I got off very lightly regarding the negative effects of my stroke. My vision and hearing were unaffected, and the lack of sensation on my left, affected, side is more of a nuisance than a handicap. My balance came back quickly, as did my control over my left side. And that enabled me to swim and work out with weights to the extent that my left and right sides are roughly equivalent in terms of strength. Except for the spasticity, I’m physically about the same as I was pre-stroke.Similarly, my cognitive abilities were not impacted to any significant degree. I didn’t get off completely unscathed, though, and the ways in which the stroke did affect me were very interesting, and odd.
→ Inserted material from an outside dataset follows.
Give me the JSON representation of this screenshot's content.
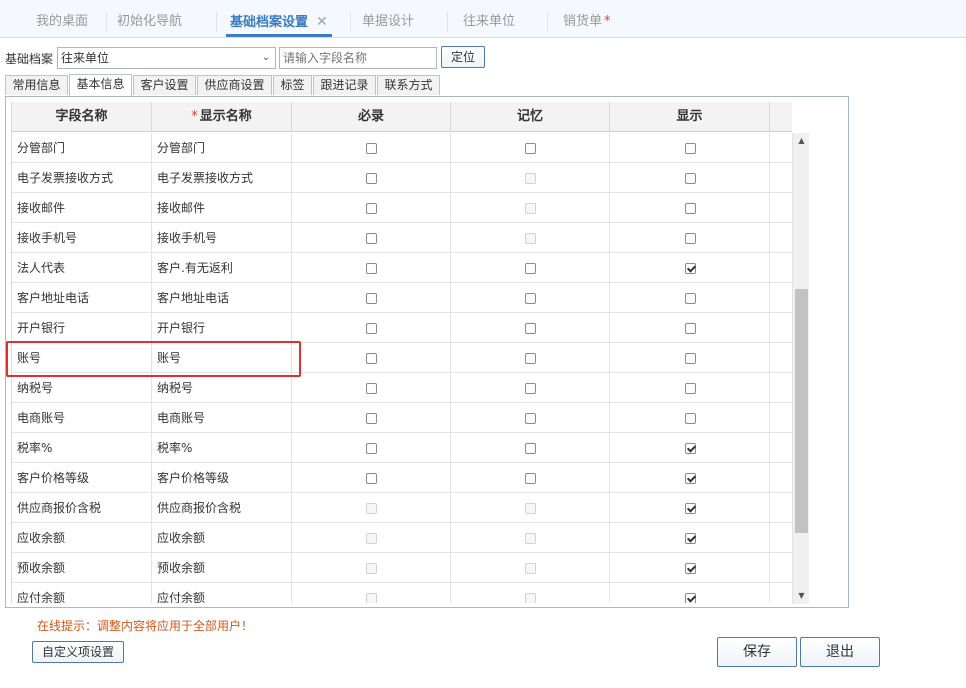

Left Neglect Evidently this is common with right hemisphere strokes, because the therapists began mentioning it to me the first day, even telling Polly to stand on the left side of my hospital bed in order to force me to take notice of what was happening on that side.I didn’t really understand what the fuss was all about until I got to inpatient rehab. Each time the therapists or the nurses got me in the wheelchair to take me anywhere, they would ask me where was my left hand, and each time I would have to look for it, usually finding it dangling perilously close to the spokes of the wheel. Even after I was able to use my left hand to assist with propelling the wheelchair myself, I would often bang it into door jambs or other barriers.
It’s not that I had any problem seeing what was on my left. I didn’t have issues with my peripheral vision, or experience a vision “cut” on that side, it was more like my brain didn’t register anything on my left side until my attention was called to it. Once it was, what was on my left appeared just the same as what was on my right.Soon after I returned home, Polly and I went to our son’s last home swim meet, when the seniors are honored. We were seated near the starting blocks and were discussing whether or not the high school principal would attend. “There he is,” Polly said to me. I asked her where he was, because I didn’t see him. “To your left,” she said. I looked to my left and the crowd on the other side of the pool appeared, including the principal who was talking to a group of parents. It wasn’t that I hadn’t seen them, it was more like that entire side of the pool, and all the people there, hadn’t existed to me before it was pointed out to me.
Another manifestation of my left neglect occurred numerous times when I was in the bathroom. The hot water in all our bathrooms is controlled by the handle on the left, and I would often leave it running. Polly learned to check it when I came out and point it out to me so I could go back and turn it off.Neither of these examples constituted anything serious, of course, but they did indicate the possibility of dangerous situations, especially when I started driving. I never had any problems, though, because I was aware of the danger, and made a conscious effort to look left, then left again, then again, then again, before I pulled out into traffic or changed lanes.
The left neglect gradually faded away and was completely gone within a year.The Condition I Don’t Know the Name of It wasn’t until I came home and started doing some research that I read about an effect of right-hemisphere strokes that was described as the inability to place specific occurrences in the context of a whole. As soon as I read it, I realized I had already experienced it. In inpatient rehab, I would make it a point to watch my beloved Kentucky Wildcats basketball team whenever they were on television, which, owing to their excellence, was often.
During that four-week period, though, I knew something was wrong when I watched the games. I knew I was missing something, but couldn’t quite identify what it was. After reading about this stroke effect, I immediately knew what the problem had been. As I watched the Cats play, and almost always beat, their opponent, I wasn’t able to place the game within the broader context of conference standings or national rankings. I was missing how the particular game I was watching fit into the big picture. It was this deficiency that I was sensing as I watched the games.Another instance of the Condition I Don’t Know the Name of occurred the first time I had to get up early to drive to KHC, which is located two hours away in another time zone. I hadn’t set an alarm to wake me up, because I don’t use one. I’ve always had the ability to wake up when I want to. This time, though, there was a problem. I woke up at 3:00 am and for the life of me couldn’t figure out when I needed to get up. My calculation had always been Time of My Meeting at KHC minus Two Hour Drive Time minus Half Hour to Get Ready adjust for Time Difference equals Time to Get Up. But this time I couldn’t make that calculation no matter how hard I tried. It wasn’t that I couldn’t do the math, it was that I couldn’t account for the fact that time was passing as I lay in bed trying to figure this out. I couldn’t place the time where I was in a larger context of the time as it existed anywhere else.
I finally drifted back to sleep and the next time I woke, I got up and hoped for the best without trying to make the calculations. And it turned out to be right, and I got to my meeting on time, and never experienced any further problems with it.So, I throw those thoughts about two of the relatively minor, but interesting, effects of stroke out there, and maybe someday someone who has experienced a relatively small, right-side cerebral stroke will come upon this post and will be helped in some way.